[Web page and app entries]
════
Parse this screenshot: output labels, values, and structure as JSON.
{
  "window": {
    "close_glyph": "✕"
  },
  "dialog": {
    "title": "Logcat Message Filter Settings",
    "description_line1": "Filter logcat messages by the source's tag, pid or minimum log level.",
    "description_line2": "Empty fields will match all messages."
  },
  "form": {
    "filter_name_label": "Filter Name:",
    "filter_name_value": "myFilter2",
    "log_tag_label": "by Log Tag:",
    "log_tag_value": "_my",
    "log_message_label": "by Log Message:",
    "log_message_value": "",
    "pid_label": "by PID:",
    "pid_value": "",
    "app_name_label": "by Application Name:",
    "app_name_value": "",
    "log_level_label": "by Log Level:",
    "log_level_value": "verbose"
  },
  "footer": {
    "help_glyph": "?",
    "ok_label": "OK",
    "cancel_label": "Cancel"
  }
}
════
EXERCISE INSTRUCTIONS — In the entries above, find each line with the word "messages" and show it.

EXPECTED OUTPUT —
    "description_line1": "Filter logcat messages by the source's tag, pid or minimum log level.",
    "description_line2": "Empty fields will match all messages."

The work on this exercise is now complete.